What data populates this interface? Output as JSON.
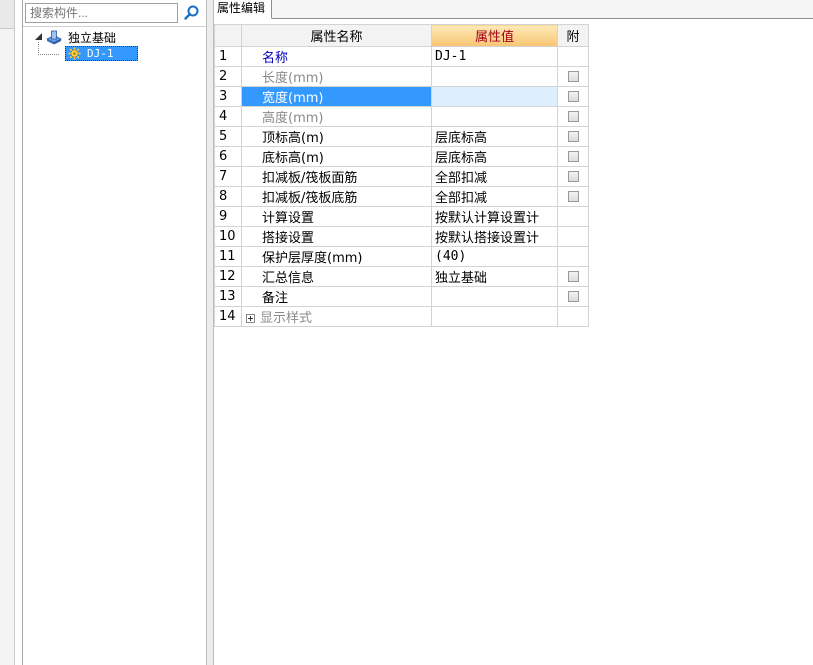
{
  "search": {
    "placeholder": "搜索构件..."
  },
  "tree": {
    "root": {
      "label": "独立基础",
      "icon": "foundation-icon",
      "expanded": true
    },
    "child": {
      "label": "DJ-1",
      "icon": "component-gear-icon",
      "selected": true
    }
  },
  "tabs": [
    {
      "label": "属性编辑",
      "active": true
    }
  ],
  "grid": {
    "headers": {
      "name": "属性名称",
      "value": "属性值",
      "attach": "附"
    },
    "rows": [
      {
        "num": "1",
        "name": "名称",
        "value": "DJ-1",
        "checkbox": false,
        "style": "blue"
      },
      {
        "num": "2",
        "name": "长度(mm)",
        "value": "",
        "checkbox": true,
        "style": "gray"
      },
      {
        "num": "3",
        "name": "宽度(mm)",
        "value": "",
        "checkbox": true,
        "style": "selected"
      },
      {
        "num": "4",
        "name": "高度(mm)",
        "value": "",
        "checkbox": true,
        "style": "gray"
      },
      {
        "num": "5",
        "name": "顶标高(m)",
        "value": "层底标高",
        "checkbox": true,
        "style": "normal"
      },
      {
        "num": "6",
        "name": "底标高(m)",
        "value": "层底标高",
        "checkbox": true,
        "style": "normal"
      },
      {
        "num": "7",
        "name": "扣减板/筏板面筋",
        "value": "全部扣减",
        "checkbox": true,
        "style": "normal"
      },
      {
        "num": "8",
        "name": "扣减板/筏板底筋",
        "value": "全部扣减",
        "checkbox": true,
        "style": "normal"
      },
      {
        "num": "9",
        "name": "计算设置",
        "value": "按默认计算设置计",
        "checkbox": false,
        "style": "normal"
      },
      {
        "num": "10",
        "name": "搭接设置",
        "value": "按默认搭接设置计",
        "checkbox": false,
        "style": "normal"
      },
      {
        "num": "11",
        "name": "保护层厚度(mm)",
        "value": "(40)",
        "checkbox": false,
        "style": "normal"
      },
      {
        "num": "12",
        "name": "汇总信息",
        "value": "独立基础",
        "checkbox": true,
        "style": "normal"
      },
      {
        "num": "13",
        "name": "备注",
        "value": "",
        "checkbox": true,
        "style": "normal"
      },
      {
        "num": "14",
        "name": "显示样式",
        "value": "",
        "checkbox": false,
        "style": "group"
      }
    ]
  },
  "colors": {
    "selection": "#3399ff",
    "header_value": "#a3001a",
    "link_blue": "#0000c0",
    "selected_row_num": "#ff5a00"
  }
}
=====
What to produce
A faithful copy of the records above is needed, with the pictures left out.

Expected answer
What data populates this interface? Output as JSON.
{
  "search": {
    "placeholder": "搜索构件..."
  },
  "tree": {
    "root": {
      "label": "独立基础",
      "icon": "foundation-icon",
      "expanded": true
    },
    "child": {
      "label": "DJ-1",
      "icon": "component-gear-icon",
      "selected": true
    }
  },
  "tabs": [
    {
      "label": "属性编辑",
      "active": true
    }
  ],
  "grid": {
    "headers": {
      "name": "属性名称",
      "value": "属性值",
      "attach": "附"
    },
    "rows": [
      {
        "num": "1",
        "name": "名称",
        "value": "DJ-1",
        "checkbox": false,
        "style": "blue"
      },
      {
        "num": "2",
        "name": "长度(mm)",
        "value": "",
        "checkbox": true,
        "style": "gray"
      },
      {
        "num": "3",
        "name": "宽度(mm)",
        "value": "",
        "checkbox": true,
        "style": "selected"
      },
      {
        "num": "4",
        "name": "高度(mm)",
        "value": "",
        "checkbox": true,
        "style": "gray"
      },
      {
        "num": "5",
        "name": "顶标高(m)",
        "value": "层底标高",
        "checkbox": true,
        "style": "normal"
      },
      {
        "num": "6",
        "name": "底标高(m)",
        "value": "层底标高",
        "checkbox": true,
        "style": "normal"
      },
      {
        "num": "7",
        "name": "扣减板/筏板面筋",
        "value": "全部扣减",
        "checkbox": true,
        "style": "normal"
      },
      {
        "num": "8",
        "name": "扣减板/筏板底筋",
        "value": "全部扣减",
        "checkbox": true,
        "style": "normal"
      },
      {
        "num": "9",
        "name": "计算设置",
        "value": "按默认计算设置计",
        "checkbox": false,
        "style": "normal"
      },
      {
        "num": "10",
        "name": "搭接设置",
        "value": "按默认搭接设置计",
        "checkbox": false,
        "style": "normal"
      },
      {
        "num": "11",
        "name": "保护层厚度(mm)",
        "value": "(40)",
        "checkbox": false,
        "style": "normal"
      },
      {
        "num": "12",
        "name": "汇总信息",
        "value": "独立基础",
        "checkbox": true,
        "style": "normal"
      },
      {
        "num": "13",
        "name": "备注",
        "value": "",
        "checkbox": true,
        "style": "normal"
      },
      {
        "num": "14",
        "name": "显示样式",
        "value": "",
        "checkbox": false,
        "style": "group"
      }
    ]
  },
  "colors": {
    "selection": "#3399ff",
    "header_value": "#a3001a",
    "link_blue": "#0000c0",
    "selected_row_num": "#ff5a00"
  }
}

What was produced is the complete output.